  20. Hotspots of deep ocean mixing on the Oregon continental slope

    NASA Astrophysics Data System (ADS)

    Nash, J. D.; Alford, M. H.; Kunze, E.; Martini, K.; Kelly, S.

    2007-01-01

    Two deep ocean hotspots of turbulent mixing were found over the Oregon continental slope. Thorpe-scale analyses indicate time-averaged turbulent energy dissipation rates of epsilon > 10-7 W/kg and eddy diffusivities of K ? ˜ 10-2 m2/s at both hotspots. However, the structure of turbulence and its generation mechanism at each site appear to be different. At the 2200-m isobath, sustained >100-m high turbulent overturns occur in stratified fluid several hundred meters above the bottom. Turbulence shows a clear 12.4-h periodicity proposed to be driven by flow over a nearby 100-m tall ridge. At the 1300-m isobath, tidally-modulated turbulence of similar intensity is confined within a stratified bottom boundary layer. Along-slope topographic roughness at scales not resolved in global bathymetric data sets appears to be responsible for the bulk of the turbulence observed.
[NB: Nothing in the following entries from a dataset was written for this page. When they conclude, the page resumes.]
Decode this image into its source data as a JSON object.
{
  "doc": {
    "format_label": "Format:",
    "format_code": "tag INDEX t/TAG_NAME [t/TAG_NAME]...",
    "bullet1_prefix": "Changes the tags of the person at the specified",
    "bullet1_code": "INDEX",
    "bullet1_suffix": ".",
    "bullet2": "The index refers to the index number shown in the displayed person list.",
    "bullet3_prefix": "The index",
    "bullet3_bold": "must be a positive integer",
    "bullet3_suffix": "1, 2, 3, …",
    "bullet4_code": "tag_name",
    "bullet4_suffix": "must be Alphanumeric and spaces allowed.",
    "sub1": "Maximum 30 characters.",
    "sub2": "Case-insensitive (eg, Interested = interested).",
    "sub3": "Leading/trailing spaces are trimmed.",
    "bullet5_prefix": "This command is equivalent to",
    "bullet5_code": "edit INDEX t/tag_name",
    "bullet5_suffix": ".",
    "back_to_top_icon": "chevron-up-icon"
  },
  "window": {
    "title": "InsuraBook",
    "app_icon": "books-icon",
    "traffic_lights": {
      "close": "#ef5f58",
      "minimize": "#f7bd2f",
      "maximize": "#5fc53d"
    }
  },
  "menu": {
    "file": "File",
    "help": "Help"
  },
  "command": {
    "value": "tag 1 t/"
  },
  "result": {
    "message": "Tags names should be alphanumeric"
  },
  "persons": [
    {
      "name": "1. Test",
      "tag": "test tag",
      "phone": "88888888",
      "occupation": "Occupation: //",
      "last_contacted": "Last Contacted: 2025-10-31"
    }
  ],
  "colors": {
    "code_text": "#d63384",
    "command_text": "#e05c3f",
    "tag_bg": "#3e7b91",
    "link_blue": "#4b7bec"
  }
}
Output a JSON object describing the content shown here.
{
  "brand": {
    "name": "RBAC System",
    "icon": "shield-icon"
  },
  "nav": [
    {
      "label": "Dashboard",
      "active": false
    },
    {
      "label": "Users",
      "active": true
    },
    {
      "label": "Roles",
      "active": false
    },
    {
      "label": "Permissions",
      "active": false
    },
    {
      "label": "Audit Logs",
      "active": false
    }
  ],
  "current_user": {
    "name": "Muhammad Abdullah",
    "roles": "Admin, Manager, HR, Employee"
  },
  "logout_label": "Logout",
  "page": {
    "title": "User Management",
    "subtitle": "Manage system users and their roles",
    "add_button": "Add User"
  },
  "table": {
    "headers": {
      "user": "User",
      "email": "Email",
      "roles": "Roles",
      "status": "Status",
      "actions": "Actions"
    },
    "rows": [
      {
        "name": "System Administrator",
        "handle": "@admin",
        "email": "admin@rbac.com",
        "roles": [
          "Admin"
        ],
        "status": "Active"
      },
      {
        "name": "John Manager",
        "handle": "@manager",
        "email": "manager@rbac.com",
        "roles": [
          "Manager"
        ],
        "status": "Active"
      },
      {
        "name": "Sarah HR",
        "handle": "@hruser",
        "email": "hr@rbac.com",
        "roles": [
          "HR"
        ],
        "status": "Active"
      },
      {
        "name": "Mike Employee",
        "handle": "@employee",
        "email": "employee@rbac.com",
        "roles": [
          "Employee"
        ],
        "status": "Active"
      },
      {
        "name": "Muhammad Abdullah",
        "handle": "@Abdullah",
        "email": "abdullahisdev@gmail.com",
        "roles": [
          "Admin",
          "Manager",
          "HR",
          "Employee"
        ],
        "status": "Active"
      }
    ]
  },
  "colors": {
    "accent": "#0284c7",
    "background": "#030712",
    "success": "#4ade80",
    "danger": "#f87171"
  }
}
Such topography is common to most continental slopes, providing a mechanism for turbulence generation in regions where barotropic tidal currents are nominally along-isobath.